+++ Data +++
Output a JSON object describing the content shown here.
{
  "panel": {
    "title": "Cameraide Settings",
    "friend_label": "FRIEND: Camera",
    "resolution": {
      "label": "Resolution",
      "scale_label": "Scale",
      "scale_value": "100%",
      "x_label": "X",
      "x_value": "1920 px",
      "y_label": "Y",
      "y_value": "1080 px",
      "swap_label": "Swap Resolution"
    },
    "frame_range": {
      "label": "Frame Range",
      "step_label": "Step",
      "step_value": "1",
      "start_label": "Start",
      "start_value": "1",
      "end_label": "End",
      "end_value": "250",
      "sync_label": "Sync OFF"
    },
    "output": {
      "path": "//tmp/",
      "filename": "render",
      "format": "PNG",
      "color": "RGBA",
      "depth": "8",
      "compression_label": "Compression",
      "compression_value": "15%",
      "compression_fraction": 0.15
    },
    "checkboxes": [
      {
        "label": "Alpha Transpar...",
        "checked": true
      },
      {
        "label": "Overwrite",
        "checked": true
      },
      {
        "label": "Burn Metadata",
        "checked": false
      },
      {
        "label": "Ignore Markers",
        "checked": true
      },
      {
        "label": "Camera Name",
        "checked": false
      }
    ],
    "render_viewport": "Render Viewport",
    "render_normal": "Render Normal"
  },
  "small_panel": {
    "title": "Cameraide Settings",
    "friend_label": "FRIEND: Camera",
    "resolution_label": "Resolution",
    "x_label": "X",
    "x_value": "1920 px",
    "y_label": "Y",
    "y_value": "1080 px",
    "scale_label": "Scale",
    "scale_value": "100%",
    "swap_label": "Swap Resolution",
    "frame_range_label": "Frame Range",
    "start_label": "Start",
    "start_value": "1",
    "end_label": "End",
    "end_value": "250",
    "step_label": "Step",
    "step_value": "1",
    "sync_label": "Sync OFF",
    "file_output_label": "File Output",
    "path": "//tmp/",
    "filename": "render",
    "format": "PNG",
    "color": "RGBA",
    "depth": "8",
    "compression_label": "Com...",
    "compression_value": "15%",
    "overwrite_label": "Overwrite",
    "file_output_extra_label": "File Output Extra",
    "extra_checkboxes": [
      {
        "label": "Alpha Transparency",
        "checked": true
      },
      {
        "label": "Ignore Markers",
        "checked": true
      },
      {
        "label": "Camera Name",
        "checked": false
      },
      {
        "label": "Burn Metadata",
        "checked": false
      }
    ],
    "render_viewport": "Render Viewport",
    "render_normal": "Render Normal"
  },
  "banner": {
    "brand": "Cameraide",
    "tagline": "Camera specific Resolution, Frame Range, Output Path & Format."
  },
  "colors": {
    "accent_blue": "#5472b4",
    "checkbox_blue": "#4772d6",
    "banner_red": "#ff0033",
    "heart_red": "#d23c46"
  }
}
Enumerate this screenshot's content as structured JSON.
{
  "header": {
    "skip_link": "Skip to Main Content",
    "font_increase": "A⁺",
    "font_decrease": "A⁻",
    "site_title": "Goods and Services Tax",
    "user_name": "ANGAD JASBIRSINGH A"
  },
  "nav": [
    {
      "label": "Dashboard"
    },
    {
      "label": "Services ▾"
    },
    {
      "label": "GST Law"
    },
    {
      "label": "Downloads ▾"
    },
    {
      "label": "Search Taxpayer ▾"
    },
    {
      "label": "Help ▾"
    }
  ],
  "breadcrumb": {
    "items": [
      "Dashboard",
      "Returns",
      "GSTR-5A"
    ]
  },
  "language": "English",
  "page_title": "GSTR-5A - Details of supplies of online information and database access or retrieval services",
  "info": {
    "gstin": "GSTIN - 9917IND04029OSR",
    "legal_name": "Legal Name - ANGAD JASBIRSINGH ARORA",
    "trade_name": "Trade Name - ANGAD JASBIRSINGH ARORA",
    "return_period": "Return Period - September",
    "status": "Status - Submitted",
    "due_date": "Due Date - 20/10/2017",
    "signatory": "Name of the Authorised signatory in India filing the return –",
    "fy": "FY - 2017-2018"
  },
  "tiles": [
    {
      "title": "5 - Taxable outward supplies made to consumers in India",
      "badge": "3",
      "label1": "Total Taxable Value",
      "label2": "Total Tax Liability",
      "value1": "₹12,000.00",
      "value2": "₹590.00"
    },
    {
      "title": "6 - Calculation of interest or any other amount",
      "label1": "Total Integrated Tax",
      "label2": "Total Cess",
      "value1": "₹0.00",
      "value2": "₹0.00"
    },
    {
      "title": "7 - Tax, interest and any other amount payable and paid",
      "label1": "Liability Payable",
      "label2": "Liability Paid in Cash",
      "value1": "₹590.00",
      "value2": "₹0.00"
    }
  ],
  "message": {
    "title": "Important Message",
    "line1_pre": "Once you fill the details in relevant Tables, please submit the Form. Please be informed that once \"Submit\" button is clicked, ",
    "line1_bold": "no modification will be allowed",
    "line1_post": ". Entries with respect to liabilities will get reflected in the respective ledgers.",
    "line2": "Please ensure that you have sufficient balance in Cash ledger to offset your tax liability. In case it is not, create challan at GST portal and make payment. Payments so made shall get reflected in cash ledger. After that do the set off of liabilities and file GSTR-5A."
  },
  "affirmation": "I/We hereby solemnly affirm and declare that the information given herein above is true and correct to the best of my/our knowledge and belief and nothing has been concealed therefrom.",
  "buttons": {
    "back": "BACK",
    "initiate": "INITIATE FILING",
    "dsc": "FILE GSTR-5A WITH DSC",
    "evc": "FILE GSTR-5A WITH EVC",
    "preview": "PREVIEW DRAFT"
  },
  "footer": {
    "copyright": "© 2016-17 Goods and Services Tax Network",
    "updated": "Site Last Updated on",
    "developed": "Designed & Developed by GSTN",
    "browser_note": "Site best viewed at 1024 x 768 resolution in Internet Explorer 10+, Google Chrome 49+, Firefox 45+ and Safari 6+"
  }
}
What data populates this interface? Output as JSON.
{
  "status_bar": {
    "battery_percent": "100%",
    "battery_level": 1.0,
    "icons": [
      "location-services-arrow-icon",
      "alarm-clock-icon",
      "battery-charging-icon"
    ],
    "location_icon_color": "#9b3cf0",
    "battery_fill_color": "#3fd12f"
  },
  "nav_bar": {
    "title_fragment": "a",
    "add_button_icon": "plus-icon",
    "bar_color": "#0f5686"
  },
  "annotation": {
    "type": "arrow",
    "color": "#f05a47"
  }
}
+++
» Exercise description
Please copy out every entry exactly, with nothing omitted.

» Task answer
Output a JSON object describing the content shown here.
{
  "panel": {
    "title": "Cameraide Settings",
    "friend_label": "FRIEND: Camera",
    "resolution": {
      "label": "Resolution",
      "scale_label": "Scale",
      "scale_value": "100%",
      "x_label": "X",
      "x_value": "1920 px",
      "y_label": "Y",
      "y_value": "1080 px",
      "swap_label": "Swap Resolution"
    },
    "frame_range": {
      "label": "Frame Range",
      "step_label": "Step",
      "step_value": "1",
      "start_label": "Start",
      "start_value": "1",
      "end_label": "End",
      "end_value": "250",
      "sync_label": "Sync OFF"
    },
    "output": {
      "path": "//tmp/",
      "filename": "render",
      "format": "PNG",
      "color": "RGBA",
      "depth": "8",
      "compression_label": "Compression",
      "compression_value": "15%",
      "compression_fraction": 0.15
    },
    "checkboxes": [
      {
        "label": "Alpha Transpar...",
        "checked": true
      },
      {
        "label": "Overwrite",
        "checked": true
      },
      {
        "label": "Burn Metadata",
        "checked": false
      },
      {
        "label": "Ignore Markers",
        "checked": true
      },
      {
        "label": "Camera Name",
        "checked": false
      }
    ],
    "render_viewport": "Render Viewport",
    "render_normal": "Render Normal"
  },
  "small_panel": {
    "title": "Cameraide Settings",
    "friend_label": "FRIEND: Camera",
    "resolution_label": "Resolution",
    "x_label": "X",
    "x_value": "1920 px",
    "y_label": "Y",
    "y_value": "1080 px",
    "scale_label": "Scale",
    "scale_value": "100%",
    "swap_label": "Swap Resolution",
    "frame_range_label": "Frame Range",
    "start_label": "Start",
    "start_value": "1",
    "end_label": "End",
    "end_value": "250",
    "step_label": "Step",
    "step_value": "1",
    "sync_label": "Sync OFF",
    "file_output_label": "File Output",
    "path": "//tmp/",
    "filename": "render",
    "format": "PNG",
    "color": "RGBA",
    "depth": "8",
    "compression_label": "Com...",
    "compression_value": "15%",
    "overwrite_label": "Overwrite",
    "file_output_extra_label": "File Output Extra",
    "extra_checkboxes": [
      {
        "label": "Alpha Transparency",
        "checked": true
      },
      {
        "label": "Ignore Markers",
        "checked": true
      },
      {
        "label": "Camera Name",
        "checked": false
      },
      {
        "label": "Burn Metadata",
        "checked": false
      }
    ],
    "render_viewport": "Render Viewport",
    "render_normal": "Render Normal"
  },
  "banner": {
    "brand": "Cameraide",
    "tagline": "Camera specific Resolution, Frame Range, Output Path & Format."
  },
  "colors": {
    "accent_blue": "#5472b4",
    "checkbox_blue": "#4772d6",
    "banner_red": "#ff0033",
    "heart_red": "#d23c46"
  }
}
Enumerate this screenshot's content as structured JSON.
{
  "header": {
    "skip_link": "Skip to Main Content",
    "font_increase": "A⁺",
    "font_decrease": "A⁻",
    "site_title": "Goods and Services Tax",
    "user_name": "ANGAD JASBIRSINGH A"
  },
  "nav": [
    {
      "label": "Dashboard"
    },
    {
      "label": "Services ▾"
    },
    {
      "label": "GST Law"
    },
    {
      "label": "Downloads ▾"
    },
    {
      "label": "Search Taxpayer ▾"
    },
    {
      "label": "Help ▾"
    }
  ],
  "breadcrumb": {
    "items": [
      "Dashboard",
      "Returns",
      "GSTR-5A"
    ]
  },
  "language": "English",
  "page_title": "GSTR-5A - Details of supplies of online information and database access or retrieval services",
  "info": {
    "gstin": "GSTIN - 9917IND04029OSR",
    "legal_name": "Legal Name - ANGAD JASBIRSINGH ARORA",
    "trade_name": "Trade Name - ANGAD JASBIRSINGH ARORA",
    "return_period": "Return Period - September",
    "status": "Status - Submitted",
    "due_date": "Due Date - 20/10/2017",
    "signatory": "Name of the Authorised signatory in India filing the return –",
    "fy": "FY - 2017-2018"
  },
  "tiles": [
    {
      "title": "5 - Taxable outward supplies made to consumers in India",
      "badge": "3",
      "label1": "Total Taxable Value",
      "label2": "Total Tax Liability",
      "value1": "₹12,000.00",
      "value2": "₹590.00"
    },
    {
      "title": "6 - Calculation of interest or any other amount",
      "label1": "Total Integrated Tax",
      "label2": "Total Cess",
      "value1": "₹0.00",
      "value2": "₹0.00"
    },
    {
      "title": "7 - Tax, interest and any other amount payable and paid",
      "label1": "Liability Payable",
      "label2": "Liability Paid in Cash",
      "value1": "₹590.00",
      "value2": "₹0.00"
    }
  ],
  "message": {
    "title": "Important Message",
    "line1_pre": "Once you fill the details in relevant Tables, please submit the Form. Please be informed that once \"Submit\" button is clicked, ",
    "line1_bold": "no modification will be allowed",
    "line1_post": ". Entries with respect to liabilities will get reflected in the respective ledgers.",
    "line2": "Please ensure that you have sufficient balance in Cash ledger to offset your tax liability. In case it is not, create challan at GST portal and make payment. Payments so made shall get reflected in cash ledger. After that do the set off of liabilities and file GSTR-5A."
  },
  "affirmation": "I/We hereby solemnly affirm and declare that the information given herein above is true and correct to the best of my/our knowledge and belief and nothing has been concealed therefrom.",
  "buttons": {
    "back": "BACK",
    "initiate": "INITIATE FILING",
    "dsc": "FILE GSTR-5A WITH DSC",
    "evc": "FILE GSTR-5A WITH EVC",
    "preview": "PREVIEW DRAFT"
  },
  "footer": {
    "copyright": "© 2016-17 Goods and Services Tax Network",
    "updated": "Site Last Updated on",
    "developed": "Designed & Developed by GSTN",
    "browser_note": "Site best viewed at 1024 x 768 resolution in Internet Explorer 10+, Google Chrome 49+, Firefox 45+ and Safari 6+"
  }
}
What data populates this interface? Output as JSON.
{
  "status_bar": {
    "battery_percent": "100%",
    "battery_level": 1.0,
    "icons": [
      "location-services-arrow-icon",
      "alarm-clock-icon",
      "battery-charging-icon"
    ],
    "location_icon_color": "#9b3cf0",
    "battery_fill_color": "#3fd12f"
  },
  "nav_bar": {
    "title_fragment": "a",
    "add_button_icon": "plus-icon",
    "bar_color": "#0f5686"
  },
  "annotation": {
    "type": "arrow",
    "color": "#f05a47"
  }
}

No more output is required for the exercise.